If a cohen did the avodah in the beis hamikdash and he was afterwards found to be a challal the avodah that he did is kosher but he should not continue doing the avodah. If he did go and do the avodah he has not profaned the avodah (and it is still kosher) as the passuk says “ברך י"י חילו ופועל ידיו תרצה” – “Hashem blessed his chalalim and was pleased with the work of his hands.”
We can see from this halachah that a challal is not a zar. The avodah of a challal is kosher bedieved, however the avodah of a zar is certainly not kosher bedieved. Therefore it would appear that a challal is considered to be at least a partial cohen. How then can the Rambam say that he is permitted to marry a divorced woman and become tameh because he is a zar?
The Binyan Halachah explains that there are two different aspects to the kedusha of cohanim:
- If a cohen is identified as a descendant of Aharon then he has the sanctity of the family of Aharon. This obligates him in certain mitzvos which are unique to the cohanim that were given to the descendants of Aharon who have the sanctity of Aharon, such as inspecting tzaraas, not becoming tameh and not marrying a divorcee.
- The cohanim are allowed to do the avodah in the beis hamikdash.
The mitzvos that relate to the kedushah of the kohanim were only ever given to Aharon and his descendants. They are unique to the cohanim and relate to the kedushah of Aharon’s family. The avodah on the other hand, did not originally belong to the cohanim; had the benei yisrael not served the egel hazahav then the bechorim would have done the avodah. The avodah was given to Aharon and his descendants as a reward and as an inheritance.
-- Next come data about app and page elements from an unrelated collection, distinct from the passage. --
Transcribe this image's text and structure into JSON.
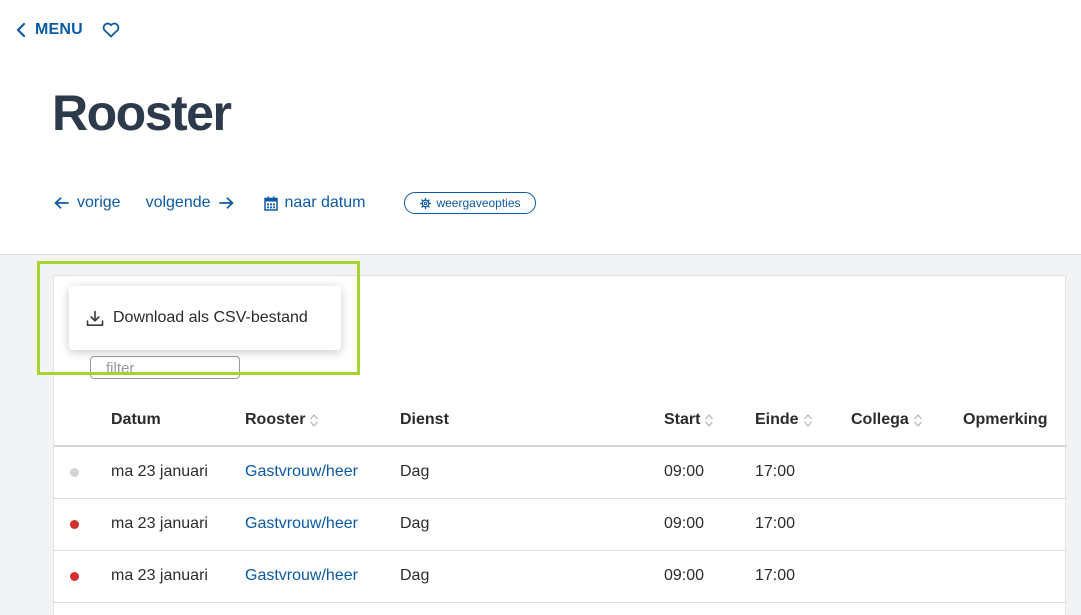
{
  "topbar": {
    "menu_label": "MENU"
  },
  "page": {
    "title": "Rooster"
  },
  "nav": {
    "prev_label": "vorige",
    "next_label": "volgende",
    "date_label": "naar datum",
    "options_label": "weergaveopties"
  },
  "popup": {
    "download_label": "Download als CSV-bestand"
  },
  "filter": {
    "placeholder": "filter"
  },
  "table": {
    "columns": [
      "Datum",
      "Rooster",
      "Dienst",
      "Start",
      "Einde",
      "Collega",
      "Opmerking"
    ],
    "rows": [
      {
        "status": "grey",
        "datum": "ma 23 januari",
        "rooster": "Gastvrouw/heer",
        "dienst": "Dag",
        "start": "09:00",
        "einde": "17:00"
      },
      {
        "status": "red",
        "datum": "ma 23 januari",
        "rooster": "Gastvrouw/heer",
        "dienst": "Dag",
        "start": "09:00",
        "einde": "17:00"
      },
      {
        "status": "red",
        "datum": "ma 23 januari",
        "rooster": "Gastvrouw/heer",
        "dienst": "Dag",
        "start": "09:00",
        "einde": "17:00"
      }
    ]
  },
  "colors": {
    "accent": "#0b5aa5",
    "title": "#2d3a4c",
    "highlight": "#a7d42c",
    "status_grey": "#d3d3d3",
    "status_red": "#d32f2f"
  }
}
Therefore, regarding the mitzvos (such as not becoming tameh or marrying a divorcee) that were uniquely given to Aharon and his sons and that relate to their kedushas kehunah, the Rambam says that a challal is a zar. A challal is not considered to be fully a spiritual heir of Aharon and therefore he does not have the full kedushah of the mishpachas hacohanim. Subsequently the mitzvos that relate to the kedushah of Aharon’s family do not apply to him.
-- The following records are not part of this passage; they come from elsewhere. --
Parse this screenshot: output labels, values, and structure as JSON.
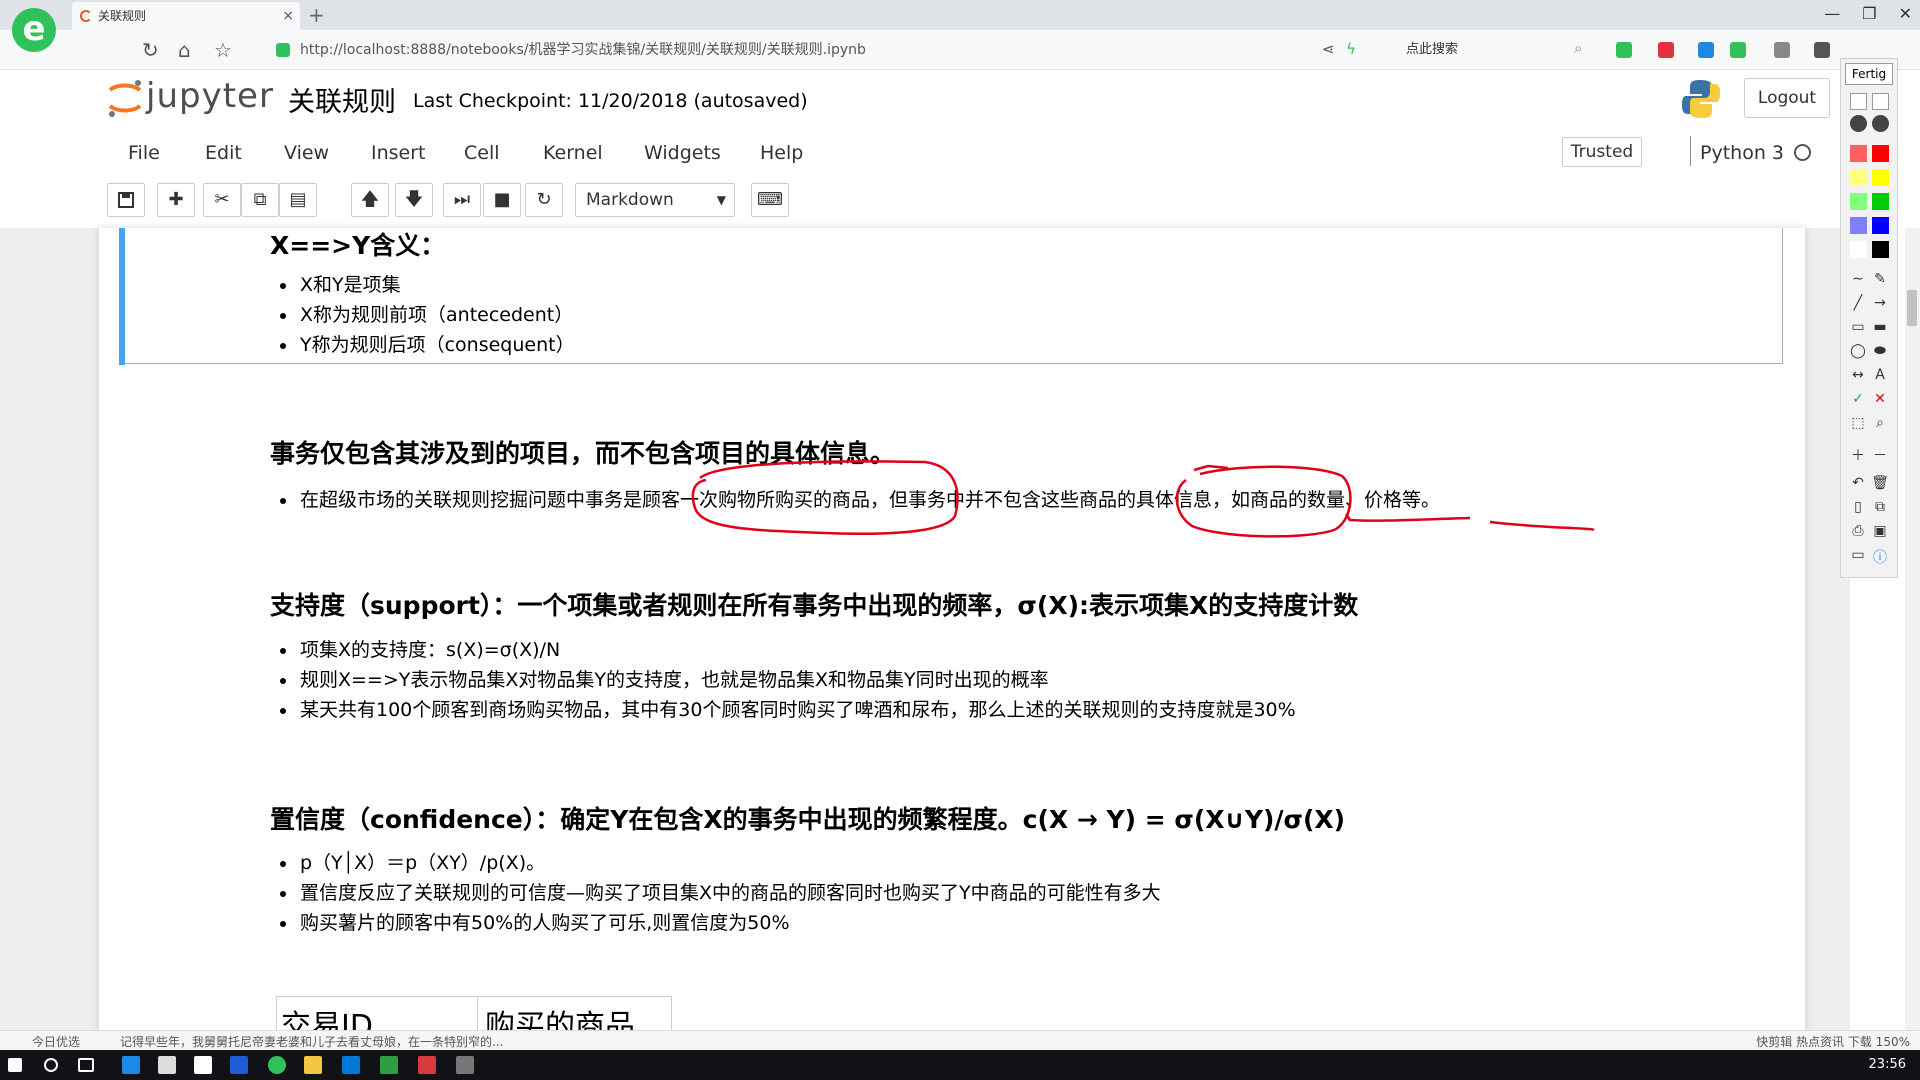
{
  "browser": {
    "tab_title": "关联规则",
    "tab_close": "×",
    "new_tab": "+",
    "url": "http://localhost:8888/notebooks/机器学习实战集锦/关联规则/关联规则/关联规则.ipynb",
    "search_placeholder": "点此搜索",
    "window_controls": [
      "—",
      "❐",
      "✕"
    ]
  },
  "jupyter": {
    "logo_text": "jupyter",
    "notebook_name": "关联规则",
    "checkpoint": "Last Checkpoint: 11/20/2018 (autosaved)",
    "logout_label": "Logout",
    "menu": [
      "File",
      "Edit",
      "View",
      "Insert",
      "Cell",
      "Kernel",
      "Widgets",
      "Help"
    ],
    "trusted_label": "Trusted",
    "kernel_name": "Python 3",
    "cell_type": "Markdown"
  },
  "cells": {
    "xy": {
      "heading": "X==>Y含义：",
      "items": [
        "X和Y是项集",
        "X称为规则前项（antecedent）",
        "Y称为规则后项（consequent）"
      ]
    },
    "transaction": {
      "heading": "事务仅包含其涉及到的项目，而不包含项目的具体信息。",
      "items": [
        "在超级市场的关联规则挖掘问题中事务是顾客一次购物所购买的商品，但事务中并不包含这些商品的具体信息，如商品的数量、价格等。"
      ]
    },
    "support": {
      "heading": "支持度（support）：一个项集或者规则在所有事务中出现的频率，σ(X):表示项集X的支持度计数",
      "items": [
        "项集X的支持度：s(X)=σ(X)/N",
        "规则X==>Y表示物品集X对物品集Y的支持度，也就是物品集X和物品集Y同时出现的概率",
        "某天共有100个顾客到商场购买物品，其中有30个顾客同时购买了啤酒和尿布，那么上述的关联规则的支持度就是30%"
      ]
    },
    "confidence": {
      "heading": "置信度（confidence）：确定Y在包含X的事务中出现的频繁程度。c(X → Y) = σ(X∪Y)/σ(X)",
      "items": [
        "p（Y│X）＝p（XY）/p(X)。",
        "置信度反应了关联规则的可信度—购买了项目集X中的商品的顾客同时也购买了Y中商品的可能性有多大",
        "购买薯片的顾客中有50%的人购买了可乐,则置信度为50%"
      ]
    },
    "table_headers": [
      "交易ID",
      "购买的商品"
    ]
  },
  "palette": {
    "title": "Fertig",
    "colors": [
      "#ff6060",
      "#ff0000",
      "#ffff80",
      "#ffff00",
      "#80ff80",
      "#00cc00",
      "#8080ff",
      "#0000ff",
      "#ffffff",
      "#000000"
    ],
    "annotation_color": "#e0001a"
  },
  "status": {
    "left": "今日优选",
    "news": "记得早些年，我舅舅托尼帝妻老婆和儿子去看丈母娘，在一条特别窄的...",
    "right": "快剪辑   热点资讯   下载   150%",
    "clock": "23:56"
  }
}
However the avodah was something that already existed before Aharon was appointed to be the kohen gadol at all. It was given as a reward to Aharon and his descendants. Therefore as long as the challal has some of the kedushah of the family of Aharon he inherits the right to do the avodah. (He should not do the avodah lechatchilah but bedieved his avodah is kosher.)
Moshe was the cohen gadol during theשבעת ימי המילואים , that means that he had the right to do the avodah during this time. We do not see from this that he had the full kedushah of the family of Aharon, as the degree of kedushah which is required to possess the right to do the avodah is less than the full kedushah of Aharon’s family.
Just as a challal has the kedushah to be able to do the avodah but does not have the kedushah that obligates him in the other mitzvos of the kohanim, such as being able to inspect tzaraas, so too Moshe had the level of kedushah that enabled him to receive the right to do the avodas kohen gadol but he was not given the full level of kedushah of Aharon that would have enabled him to inspect tzaraas and be obligated in the other mitzvos of the cohanim.
Therefore intrinsically Moshe remained a levi, not a cohen, and we can learn from the fact that he was obligated to guard the mishkan that other leviim too were obligated in this mitzvah.